Chives are a valuable survival crop due to their ability to thrive in a variety of conditions and their delicious culinary and medicinal uses. Chives are a delightful herb with delicate green stalks and vibrant purple blossoms. They are an incredibly beautiful and helpful addition to the garden.
You may not initially consider chives as a valuable survival crop but I’m hoping to help you see why you may want to reconsider. Chives are a crop that I don’t want to have to be without.
Let’s delve into eight reasons why you should consider growing chives in your survival garden.
1. Chives are hardy and adapt to many climates.
Chives (Allium schoenoprasum) are hardy perennial plants that can withstand a wide range of climates and soil conditions. Chives can tolerate cold temperatures and can be grown in both full sun and partial shade.
2. Chives are easy to grow.
No green thumb is required when it comes to growing chives. Chives are incredibly easy to grow, making them an ideal crop for survival situations. They can be grown in a garden, in a kitchen window, or in a pot on the porch.
Chives are perennial which means that they grow back year after year. They can be propagated from seeds or divided clumps. The seeds germinate quickly, and the plants establish themselves rapidly. Chives require little maintenance beyond occasional watering.
Chive seeds only have about a 3-year shelf life. If you are having difficulty getting them started, you may be using older seeds. Purchase a fresh pack or get a plant from your local nursery. Chives should be divided every 3 or 4 years to keep them growing strong so you may want to see if a local gardener has a start to share with you.
3. Chives provide an abundant, dependable harvest.
Chives are known for their prolific growth and high yield. Once established, a chive plant will continue to produce for many years. One established plant can be divided into clumps and provide more chives than you can possibly consume.
Chive stems or leaves are simple to harvest by cutting them close to the base. Chives like to be harvested and will happily reward you for the honor of feeding you with more growth. This renewable source of food can provide tasty food for your everyday diet as well as during long-term survival situations.
4. Chives are packed with nutrition for such a hardy, tasty plant.
Chives are not a source of substantial calories, but they are rich in vitamins A and C, as well as minerals like potassium, calcium, and iron. Chives have antioxidant properties and can help protect the body’s cells from damage caused by free radicals. Chives can contribute to a balanced diet and provide essential nutrients that are frequently missing from basic stored dry goods.
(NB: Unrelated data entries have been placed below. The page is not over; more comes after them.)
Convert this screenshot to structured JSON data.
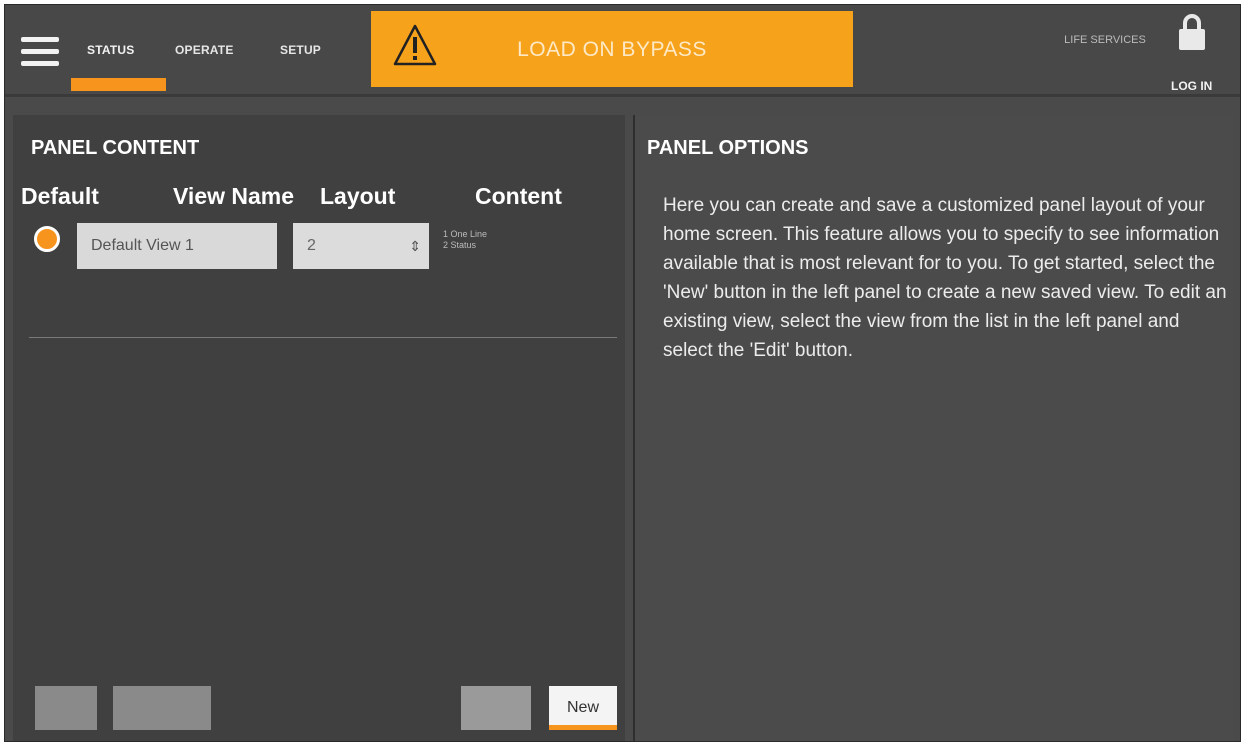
{
  "nav": {
    "tabs": [
      "STATUS",
      "OPERATE",
      "SETUP"
    ],
    "active_tab": "STATUS"
  },
  "alarm_banner": {
    "text": "LOAD ON BYPASS",
    "icon": "warning-icon",
    "color": "#f7a21b"
  },
  "header_right": {
    "life_services": "LIFE SERVICES",
    "login": "LOG IN",
    "lock_icon": "lock-icon"
  },
  "left_panel": {
    "title": "PANEL CONTENT",
    "columns": [
      "Default",
      "View Name",
      "Layout",
      "Content"
    ],
    "rows": [
      {
        "default_selected": true,
        "view_name": "Default View 1",
        "layout": "2",
        "content": [
          "1 One Line",
          "2 Status"
        ]
      }
    ],
    "buttons": {
      "new": "New"
    }
  },
  "right_panel": {
    "title": "PANEL OPTIONS",
    "description": "Here you can create and save a customized panel layout of your home screen. This feature allows you to specify to see information available that is most relevant for to you. To get started, select the 'New' button in the left panel to create a new saved view. To edit an existing view, select the view from the list in the left panel and select the 'Edit' button."
  },
  "colors": {
    "accent": "#f7941d",
    "background": "#4a4a4a"
  }
}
5. Chives are a delightful culinary herb.
Chives have a mild onion-like flavor and are delicious as a culinary herb. They are a nice replacement for onions especially because they are available so early in the spring. The stems/leaves can be chopped and can be used to add flavor and nutrition to a variety of dishes, including salads, soups, sauces, and stir-fries.
You can use a knife to cut the chives but I love these herb scissors. It makes the job go much more quickly.
The delicate purple flowers are my favorite. The flavor is mild and delicious. They add beauty and novelty to foods and make a fun garnish. Click here to see my favorite recipe for poppy seed dressing using chive blossoms.
6. Chives have powerful medicinal properties.
Chives contain powerful medicinal properties that may come in handy in a survival situation. They have anti-inflammatory, antibacterial, and antifungal properties. Chives help to promote digestion and act as a mild diuretic. Including tasty chives in your diet has health benefits in addition to adding flavor.
7. Chives make a great companion plant and attract beneficial insects.
Chives are beneficial in a survival garden and serve as a natural pest-repellent. Their strong aroma can help deter pests like aphids, carrot flies, and Japanese beetles, protecting other crops in the vicinity. Bees and other pollinators love the chive flowers and can increase the production of other plants.
8. Chives are easy to preserve and store well.
Chive stems or blossoms are easy to dehydrate, dry, or freeze-dry. Dried chives help bridge the winter months until the next growing season and are incredibly convenient to have in your pantry. Dried chives can be sprinkled over foods without rehydrating or added to soups or casseroles to add a wonderfully delicate onion flavor. Fresh, chopped chives will last for a few weeks in the refrigerator.
Chives are a winner in every garden!
Chives are a versatile and resilient crop that can provide beauty, sustenance, flavor, and health benefits in every garden but are especially valuable in survival situations. While chives don’t provide the necessary calories to survive, they contain vitamins A and C that tend to be missing from most stored dry goods.
If you don’t have chives in your garden, pick up a little plant from your local nursery or purchase seeds to get started. I think you will come to love having your own fresh supply of chives as much as I do.
Thanks for being part of the solution!Jonathan and Kylene Jones